**TRY IT:**
Word for word, please copy the listing below, with its pictures left out.

**PROVIDED ENTRIES:**

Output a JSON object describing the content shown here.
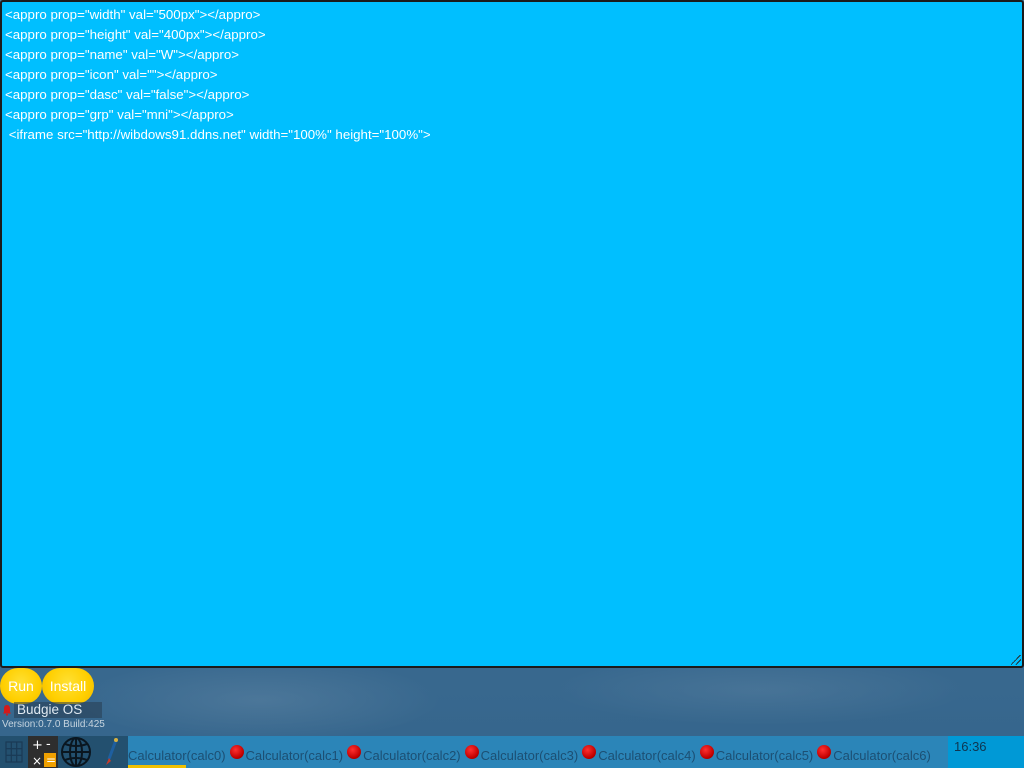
{
  "editor": {
    "lines": [
      "<appro prop=\"width\" val=\"500px\"></appro>",
      "<appro prop=\"height\" val=\"400px\"></appro>",
      "<appro prop=\"name\" val=\"W\"></appro>",
      "<appro prop=\"icon\" val=\"\"></appro>",
      "<appro prop=\"dasc\" val=\"false\"></appro>",
      "<appro prop=\"grp\" val=\"mni\"></appro>",
      " <iframe src=\"http://wibdows91.ddns.net\" width=\"100%\" height=\"100%\">"
    ],
    "background_color": "#00bfff"
  },
  "buttons": {
    "run_label": "Run",
    "install_label": "Install"
  },
  "os": {
    "name": "Budgie OS",
    "version": "Version:0.7.0  Build:425"
  },
  "taskbar": {
    "icons": [
      "grid-icon",
      "calculator-icon",
      "globe-icon",
      "brush-icon"
    ],
    "tasks": [
      "Calculator(calc0)",
      "Calculator(calc1)",
      "Calculator(calc2)",
      "Calculator(calc3)",
      "Calculator(calc4)",
      "Calculator(calc5)",
      "Calculator(calc6)"
    ],
    "clock": "16:36"
  }
}
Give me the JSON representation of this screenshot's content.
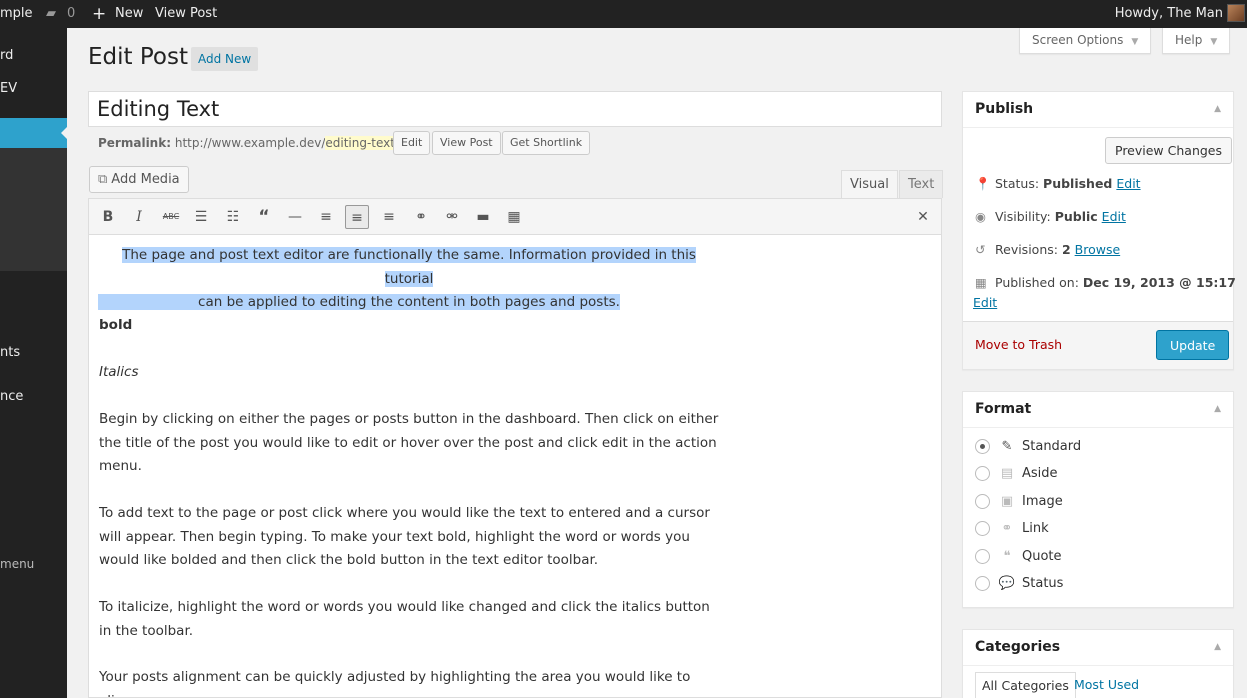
{
  "adminbar": {
    "site": "mple",
    "comments": "0",
    "new": "New",
    "view_post": "View Post",
    "howdy": "Howdy, The Man"
  },
  "adminmenu": {
    "items": [
      "rd",
      "EV",
      "nts",
      "nce",
      "menu"
    ]
  },
  "header": {
    "title": "Edit Post",
    "add_new": "Add New",
    "screen_options": "Screen Options",
    "help": "Help"
  },
  "post": {
    "title": "Editing Text",
    "permalink_label": "Permalink:",
    "permalink_base": "http://www.example.dev/",
    "permalink_slug": "editing-text",
    "permalink_trail": "/",
    "edit_btn": "Edit",
    "view_post_btn": "View Post",
    "shortlink_btn": "Get Shortlink"
  },
  "editor": {
    "add_media": "Add Media",
    "tab_visual": "Visual",
    "tab_text": "Text",
    "content": {
      "highlight_line1": "The page and post text editor are functionally the same. Information provided in this tutorial",
      "highlight_line2": "can be applied to editing the content in both pages and posts.",
      "bold": "bold",
      "italics": "Italics",
      "p1": "Begin by clicking on either the pages or posts button in the dashboard. Then click on either the title of the post you would like to edit or hover over the post and click edit in the action menu.",
      "p2": "To add text to the page or post click where you would like the text to entered and a cursor will appear. Then begin typing. To make your text bold, highlight the word or words you would like bolded and then click the bold button in the text editor toolbar.",
      "p3": "To italicize, highlight the word or words you would like changed and click the italics button in the toolbar.",
      "p4": "Your posts alignment can be quickly adjusted by highlighting the area you would like to align"
    }
  },
  "publish": {
    "title": "Publish",
    "preview": "Preview Changes",
    "status_label": "Status:",
    "status_value": "Published",
    "visibility_label": "Visibility:",
    "visibility_value": "Public",
    "revisions_label": "Revisions:",
    "revisions_value": "2",
    "browse": "Browse",
    "published_label": "Published on:",
    "published_value": "Dec 19, 2013 @ 15:17",
    "edit": "Edit",
    "trash": "Move to Trash",
    "update": "Update"
  },
  "format": {
    "title": "Format",
    "options": [
      "Standard",
      "Aside",
      "Image",
      "Link",
      "Quote",
      "Status"
    ]
  },
  "categories": {
    "title": "Categories",
    "tab_all": "All Categories",
    "tab_most": "Most Used"
  }
}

**EXERCISE OUTPUT:**
Output a JSON object describing the content shown here.
{
  "editor": {
    "lines": [
      "<appro prop=\"width\" val=\"500px\"></appro>",
      "<appro prop=\"height\" val=\"400px\"></appro>",
      "<appro prop=\"name\" val=\"W\"></appro>",
      "<appro prop=\"icon\" val=\"\"></appro>",
      "<appro prop=\"dasc\" val=\"false\"></appro>",
      "<appro prop=\"grp\" val=\"mni\"></appro>",
      " <iframe src=\"http://wibdows91.ddns.net\" width=\"100%\" height=\"100%\">"
    ],
    "background_color": "#00bfff"
  },
  "buttons": {
    "run_label": "Run",
    "install_label": "Install"
  },
  "os": {
    "name": "Budgie OS",
    "version": "Version:0.7.0  Build:425"
  },
  "taskbar": {
    "icons": [
      "grid-icon",
      "calculator-icon",
      "globe-icon",
      "brush-icon"
    ],
    "tasks": [
      "Calculator(calc0)",
      "Calculator(calc1)",
      "Calculator(calc2)",
      "Calculator(calc3)",
      "Calculator(calc4)",
      "Calculator(calc5)",
      "Calculator(calc6)"
    ],
    "clock": "16:36"
  }
}
Give me the JSON representation of this screenshot's content.
{
  "adminbar": {
    "site": "mple",
    "comments": "0",
    "new": "New",
    "view_post": "View Post",
    "howdy": "Howdy, The Man"
  },
  "adminmenu": {
    "items": [
      "rd",
      "EV",
      "nts",
      "nce",
      "menu"
    ]
  },
  "header": {
    "title": "Edit Post",
    "add_new": "Add New",
    "screen_options": "Screen Options",
    "help": "Help"
  },
  "post": {
    "title": "Editing Text",
    "permalink_label": "Permalink:",
    "permalink_base": "http://www.example.dev/",
    "permalink_slug": "editing-text",
    "permalink_trail": "/",
    "edit_btn": "Edit",
    "view_post_btn": "View Post",
    "shortlink_btn": "Get Shortlink"
  },
  "editor": {
    "add_media": "Add Media",
    "tab_visual": "Visual",
    "tab_text": "Text",
    "content": {
      "highlight_line1": "The page and post text editor are functionally the same. Information provided in this tutorial",
      "highlight_line2": "can be applied to editing the content in both pages and posts.",
      "bold": "bold",
      "italics": "Italics",
      "p1": "Begin by clicking on either the pages or posts button in the dashboard. Then click on either the title of the post you would like to edit or hover over the post and click edit in the action menu.",
      "p2": "To add text to the page or post click where you would like the text to entered and a cursor will appear. Then begin typing. To make your text bold, highlight the word or words you would like bolded and then click the bold button in the text editor toolbar.",
      "p3": "To italicize, highlight the word or words you would like changed and click the italics button in the toolbar.",
      "p4": "Your posts alignment can be quickly adjusted by highlighting the area you would like to align"
    }
  },
  "publish": {
    "title": "Publish",
    "preview": "Preview Changes",
    "status_label": "Status:",
    "status_value": "Published",
    "visibility_label": "Visibility:",
    "visibility_value": "Public",
    "revisions_label": "Revisions:",
    "revisions_value": "2",
    "browse": "Browse",
    "published_label": "Published on:",
    "published_value": "Dec 19, 2013 @ 15:17",
    "edit": "Edit",
    "trash": "Move to Trash",
    "update": "Update"
  },
  "format": {
    "title": "Format",
    "options": [
      "Standard",
      "Aside",
      "Image",
      "Link",
      "Quote",
      "Status"
    ]
  },
  "categories": {
    "title": "Categories",
    "tab_all": "All Categories",
    "tab_most": "Most Used"
  }
}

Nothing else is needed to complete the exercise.